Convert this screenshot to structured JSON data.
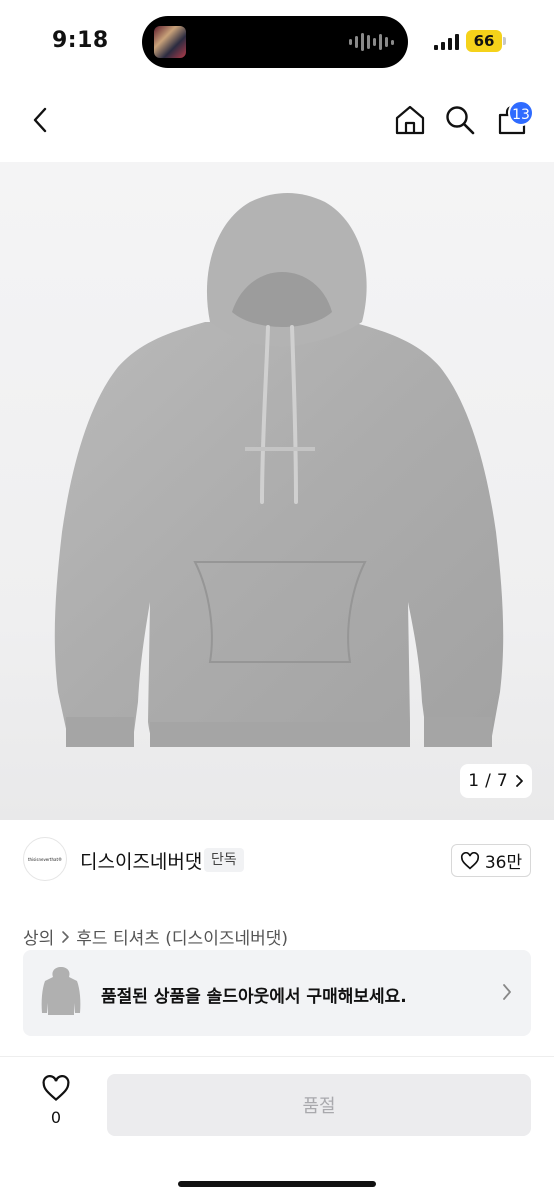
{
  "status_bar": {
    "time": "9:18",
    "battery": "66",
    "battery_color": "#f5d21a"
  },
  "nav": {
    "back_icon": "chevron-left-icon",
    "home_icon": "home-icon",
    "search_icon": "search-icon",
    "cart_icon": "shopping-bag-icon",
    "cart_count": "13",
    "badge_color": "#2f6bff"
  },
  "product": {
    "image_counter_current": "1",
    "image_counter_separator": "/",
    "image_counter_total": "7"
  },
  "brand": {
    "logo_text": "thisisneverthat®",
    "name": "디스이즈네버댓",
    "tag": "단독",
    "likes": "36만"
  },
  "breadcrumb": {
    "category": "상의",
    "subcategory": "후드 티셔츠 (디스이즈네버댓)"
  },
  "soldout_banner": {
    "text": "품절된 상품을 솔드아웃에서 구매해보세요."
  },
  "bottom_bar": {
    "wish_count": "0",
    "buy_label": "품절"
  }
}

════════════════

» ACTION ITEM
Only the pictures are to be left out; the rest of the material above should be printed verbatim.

» PROBLEM SOLUTION
Convert this screenshot to structured JSON data.
{
  "status_bar": {
    "time": "9:18",
    "battery": "66",
    "battery_color": "#f5d21a"
  },
  "nav": {
    "back_icon": "chevron-left-icon",
    "home_icon": "home-icon",
    "search_icon": "search-icon",
    "cart_icon": "shopping-bag-icon",
    "cart_count": "13",
    "badge_color": "#2f6bff"
  },
  "product": {
    "image_counter_current": "1",
    "image_counter_separator": "/",
    "image_counter_total": "7"
  },
  "brand": {
    "logo_text": "thisisneverthat®",
    "name": "디스이즈네버댓",
    "tag": "단독",
    "likes": "36만"
  },
  "breadcrumb": {
    "category": "상의",
    "subcategory": "후드 티셔츠 (디스이즈네버댓)"
  },
  "soldout_banner": {
    "text": "품절된 상품을 솔드아웃에서 구매해보세요."
  },
  "bottom_bar": {
    "wish_count": "0",
    "buy_label": "품절"
  }
}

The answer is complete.